Unlike Mr Johnson, who was described by Sir Patrick today as "bamboozled" by data, and failed to understand concepts like absolute and relative risk - Mr Sunak is a former financier who should know his way around these ideas.
Did he fail to understand transmission could mean a second lockdown was longer, or did he feel the risks were worth taking?
Mr Sunak gave a long pre-emptive interview about his lockdown views to the Spectator magazine last August, saying the negatives - for schoolchildren, other health conditions and the economy were not sufficiently discussed.

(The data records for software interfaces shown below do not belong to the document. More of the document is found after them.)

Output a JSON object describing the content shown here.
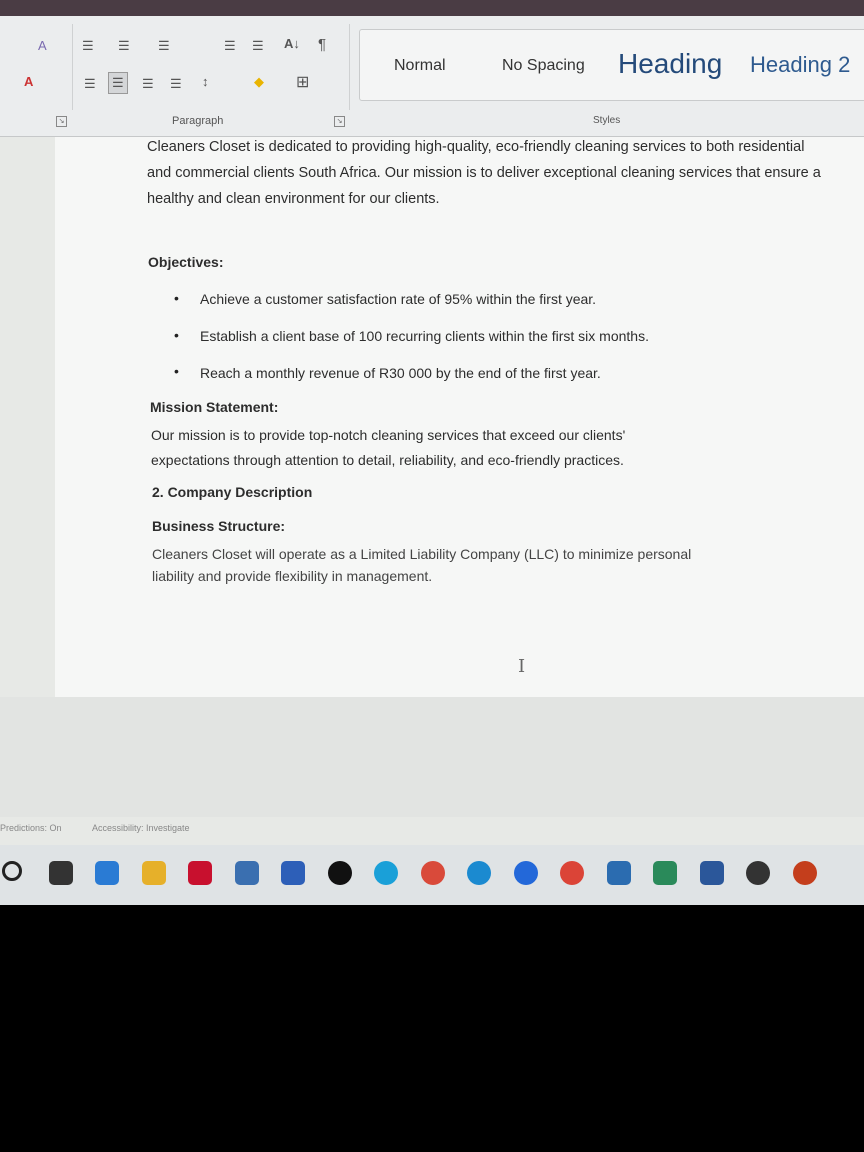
{
  "ribbon": {
    "groups": {
      "paragraph": "Paragraph",
      "styles": "Styles"
    },
    "styles": [
      "Normal",
      "No Spacing",
      "Heading",
      "Heading 2"
    ],
    "tools": {
      "bullets": "☰",
      "numbering": "☰",
      "multilevel": "☰",
      "decrease_indent": "☰",
      "increase_indent": "☰",
      "sort": "A↓",
      "pilcrow": "¶",
      "align_left": "☰",
      "align_center": "☰",
      "align_right": "☰",
      "justify": "☰",
      "line_spacing": "↕",
      "shading": "◆",
      "borders": "⊞",
      "font_color": "A",
      "text_effects": "A"
    }
  },
  "document": {
    "intro": "Cleaners Closet is dedicated to providing high-quality, eco-friendly cleaning services to both residential and commercial clients South Africa. Our mission is to deliver exceptional cleaning services that ensure a healthy and clean environment for our clients.",
    "objectives_heading": "Objectives:",
    "objectives": [
      "Achieve a customer satisfaction rate of 95% within the first year.",
      "Establish a client base of 100 recurring clients within the first six months.",
      "Reach a monthly revenue of R30 000 by the end of the first year."
    ],
    "mission_heading": "Mission Statement:",
    "mission_line1": "Our mission is to provide top-notch cleaning services that exceed our clients'",
    "mission_line2": "expectations through attention to detail, reliability, and eco-friendly practices.",
    "section2_heading": "2. Company Description",
    "structure_heading": "Business Structure:",
    "structure_line1": "Cleaners Closet will operate as a Limited Liability Company (LLC) to minimize personal",
    "structure_line2": "liability and provide flexibility in management.",
    "cursor": "I"
  },
  "status": {
    "predictions": "Predictions: On",
    "accessibility": "Accessibility: Investigate"
  },
  "taskbar": {
    "icons": [
      "search-icon",
      "task-view-icon",
      "widgets-icon",
      "file-explorer-icon",
      "mcafee-icon",
      "store-icon",
      "lightroom-icon",
      "tiktok-icon",
      "edge-icon",
      "chrome-icon",
      "photos-icon",
      "messenger-icon",
      "chrome-alt-icon",
      "mail-icon",
      "word-doc-icon",
      "word-icon",
      "media-player-icon",
      "powerpoint-icon"
    ],
    "colors": [
      "#222",
      "#333",
      "#2a7bd4",
      "#e6b02a",
      "#c8102e",
      "#3a6fb0",
      "#2d5fb8",
      "#111",
      "#1aa0d8",
      "#d94a3a",
      "#1b8ad0",
      "#2368d9",
      "#db4437",
      "#2b6cb0",
      "#2a8a5a",
      "#2b579a",
      "#333",
      "#c43e1c"
    ]
  },
  "colors": {
    "accent": "#2b579a",
    "document_bg": "#f6f7f6",
    "ribbon_bg": "#ebedee"
  }
}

Those arguments within government have now been exposed, in all their sweary chaotic detail. Mr Sunak will have to account for what he knew - and whether he has any regrets.